  6. “Physicalist Christology and the Two Sons Worry” in eds. R. Keith Loftin and Joshua Farris, Christian Physicalism? (Rowman & Littlefield, 2017).

Dr Jonathan Rutledge’s current projects primarily revolve around questions concerning the atonement and the epistemology of theology. Among the topics he is exploring are the development of a sacrificial explanation of the atonement, the implausibility of locating a strongly retributivist ethical commitment in scripture and bringing the work of contemporary analytic epistemology into conversation with mainstream theology.

He received his PhD in philosophy at the University of Oklahoma (2016) under Linda Zagzebski for his work on skeptical theism as a response to the argument from suffering and received a PhD in theology at the University of St Andrews (2018) under Alan Torrance for his work on the nature of forgiveness and divine-human reconciliation.

His recent publications include:
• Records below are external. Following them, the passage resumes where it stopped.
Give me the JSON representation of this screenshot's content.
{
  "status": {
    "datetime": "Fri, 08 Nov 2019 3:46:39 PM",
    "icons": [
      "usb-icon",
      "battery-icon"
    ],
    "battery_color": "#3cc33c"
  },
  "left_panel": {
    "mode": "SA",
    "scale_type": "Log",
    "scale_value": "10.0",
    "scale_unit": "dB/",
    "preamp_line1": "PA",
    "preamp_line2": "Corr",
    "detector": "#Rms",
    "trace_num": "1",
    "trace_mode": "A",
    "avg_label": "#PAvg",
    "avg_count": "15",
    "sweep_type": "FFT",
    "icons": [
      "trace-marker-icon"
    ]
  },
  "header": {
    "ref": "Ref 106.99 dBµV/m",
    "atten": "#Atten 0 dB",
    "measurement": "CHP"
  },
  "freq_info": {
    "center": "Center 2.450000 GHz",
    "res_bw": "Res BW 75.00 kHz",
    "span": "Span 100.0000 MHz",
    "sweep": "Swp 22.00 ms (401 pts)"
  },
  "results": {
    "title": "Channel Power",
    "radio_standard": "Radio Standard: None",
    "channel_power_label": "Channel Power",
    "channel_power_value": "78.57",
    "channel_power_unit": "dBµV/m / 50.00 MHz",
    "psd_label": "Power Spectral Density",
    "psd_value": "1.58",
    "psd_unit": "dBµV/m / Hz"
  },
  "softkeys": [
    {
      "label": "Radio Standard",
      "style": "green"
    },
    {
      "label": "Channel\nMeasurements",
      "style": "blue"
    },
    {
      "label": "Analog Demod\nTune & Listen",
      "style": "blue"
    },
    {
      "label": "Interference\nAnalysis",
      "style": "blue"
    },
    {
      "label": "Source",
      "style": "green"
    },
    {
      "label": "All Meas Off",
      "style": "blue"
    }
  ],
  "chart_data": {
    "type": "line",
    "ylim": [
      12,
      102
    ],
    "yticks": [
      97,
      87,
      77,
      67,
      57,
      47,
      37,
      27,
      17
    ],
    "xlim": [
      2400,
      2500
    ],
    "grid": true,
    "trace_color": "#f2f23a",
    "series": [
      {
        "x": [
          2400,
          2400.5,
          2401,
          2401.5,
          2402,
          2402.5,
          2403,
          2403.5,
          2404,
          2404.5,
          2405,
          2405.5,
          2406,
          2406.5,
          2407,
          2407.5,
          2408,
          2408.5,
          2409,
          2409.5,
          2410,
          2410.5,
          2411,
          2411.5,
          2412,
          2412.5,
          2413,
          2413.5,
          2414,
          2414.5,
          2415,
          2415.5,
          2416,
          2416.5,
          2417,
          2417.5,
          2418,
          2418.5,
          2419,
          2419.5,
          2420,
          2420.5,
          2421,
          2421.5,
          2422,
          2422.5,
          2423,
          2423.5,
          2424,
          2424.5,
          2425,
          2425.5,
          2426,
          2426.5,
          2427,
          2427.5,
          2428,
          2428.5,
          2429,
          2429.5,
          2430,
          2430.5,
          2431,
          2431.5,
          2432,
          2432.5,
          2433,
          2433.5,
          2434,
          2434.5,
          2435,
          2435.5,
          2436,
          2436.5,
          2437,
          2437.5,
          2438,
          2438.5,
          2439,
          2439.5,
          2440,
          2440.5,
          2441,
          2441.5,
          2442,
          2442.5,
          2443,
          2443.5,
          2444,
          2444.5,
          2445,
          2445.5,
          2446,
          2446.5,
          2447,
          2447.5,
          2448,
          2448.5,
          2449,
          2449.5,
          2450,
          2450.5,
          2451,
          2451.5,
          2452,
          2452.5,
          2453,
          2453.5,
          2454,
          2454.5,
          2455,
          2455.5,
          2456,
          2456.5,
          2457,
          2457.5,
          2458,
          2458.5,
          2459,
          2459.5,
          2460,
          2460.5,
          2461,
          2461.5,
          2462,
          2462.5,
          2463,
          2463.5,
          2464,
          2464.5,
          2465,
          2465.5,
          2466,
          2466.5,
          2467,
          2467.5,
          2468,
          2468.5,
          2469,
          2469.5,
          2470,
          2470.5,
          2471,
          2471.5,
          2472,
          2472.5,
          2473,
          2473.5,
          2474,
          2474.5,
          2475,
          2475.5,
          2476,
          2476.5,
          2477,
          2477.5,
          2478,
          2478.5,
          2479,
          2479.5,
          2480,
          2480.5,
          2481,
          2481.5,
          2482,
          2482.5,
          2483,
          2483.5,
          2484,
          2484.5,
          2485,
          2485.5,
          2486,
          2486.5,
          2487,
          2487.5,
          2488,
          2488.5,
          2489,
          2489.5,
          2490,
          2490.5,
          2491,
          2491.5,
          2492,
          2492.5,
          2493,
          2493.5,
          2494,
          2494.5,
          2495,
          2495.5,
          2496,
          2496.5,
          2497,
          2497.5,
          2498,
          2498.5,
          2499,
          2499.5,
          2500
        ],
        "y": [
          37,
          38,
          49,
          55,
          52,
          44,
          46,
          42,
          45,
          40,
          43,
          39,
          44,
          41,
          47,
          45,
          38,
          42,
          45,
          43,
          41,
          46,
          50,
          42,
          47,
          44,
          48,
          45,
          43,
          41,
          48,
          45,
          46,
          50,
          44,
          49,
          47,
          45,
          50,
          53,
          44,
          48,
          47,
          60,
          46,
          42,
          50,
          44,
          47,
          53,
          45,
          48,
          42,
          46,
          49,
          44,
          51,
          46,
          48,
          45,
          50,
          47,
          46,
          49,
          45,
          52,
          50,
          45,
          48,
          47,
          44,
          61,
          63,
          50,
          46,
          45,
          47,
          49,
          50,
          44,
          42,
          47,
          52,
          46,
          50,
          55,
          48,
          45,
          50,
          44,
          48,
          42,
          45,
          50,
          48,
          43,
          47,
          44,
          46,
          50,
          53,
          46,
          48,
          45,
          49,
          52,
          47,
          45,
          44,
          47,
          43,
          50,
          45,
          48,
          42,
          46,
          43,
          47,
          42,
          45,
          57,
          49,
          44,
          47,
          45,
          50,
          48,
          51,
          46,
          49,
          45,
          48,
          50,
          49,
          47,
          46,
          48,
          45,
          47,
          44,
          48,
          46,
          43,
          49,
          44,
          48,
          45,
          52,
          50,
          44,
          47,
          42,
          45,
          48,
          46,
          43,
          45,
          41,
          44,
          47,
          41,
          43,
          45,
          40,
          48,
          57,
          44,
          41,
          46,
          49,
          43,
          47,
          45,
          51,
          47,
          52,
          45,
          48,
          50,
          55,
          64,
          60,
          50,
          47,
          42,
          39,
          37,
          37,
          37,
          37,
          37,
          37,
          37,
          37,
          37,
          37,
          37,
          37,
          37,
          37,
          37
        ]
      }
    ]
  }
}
  1. “Purgatory, Hypertime and Temporal Experience,” Journal of Analytic Theology(forthcoming).
  2. “Retributivism Rejected: A Restorative Hope for Justice in the Age to Come,” in Being Saved: Explorations in Soteriology and Human Ontology,edited by Marc Cortez, Joshua Farris, and Mark Hamilton (London: SCM Press, forthcoming).
  3. “Original Sin, the Fall, and Epistemic Self-Trust,” TheoLogica(forthcoming).
  4. “Commonsense, Skeptical Theism, and Different Sorts of Closure of Inquiry Defeat,” Faith and Philosophy1 (2017): 17-32.
  5. “Skeptical Theism, Moral Skepticism & Epistemic Propriety,” International Journal for Philosophy of Religion3 (2017): 263-272.
  6. “The Parent Analogy: A Reassessment,” International Journal for Philosophy of Religion (forthcoming)
  7. “An Epistemological Corrective for Doctrines of Assurance,” European Journal for Philosophy of Religion 1 (2017): 163-177.
  8. Review of Locating Atonement, edited by Oliver Crisp & Fred Sanders (Journal of Biblical and Theological Studies)
  9. Review of The Problem of Evil, by Peter van Inwagen (Gifford Lecture Book Review)
  10. Review of Exemplarist Moral Theory, by Linda Trinkaus Zagzebski (Gifford Lecture Book Review)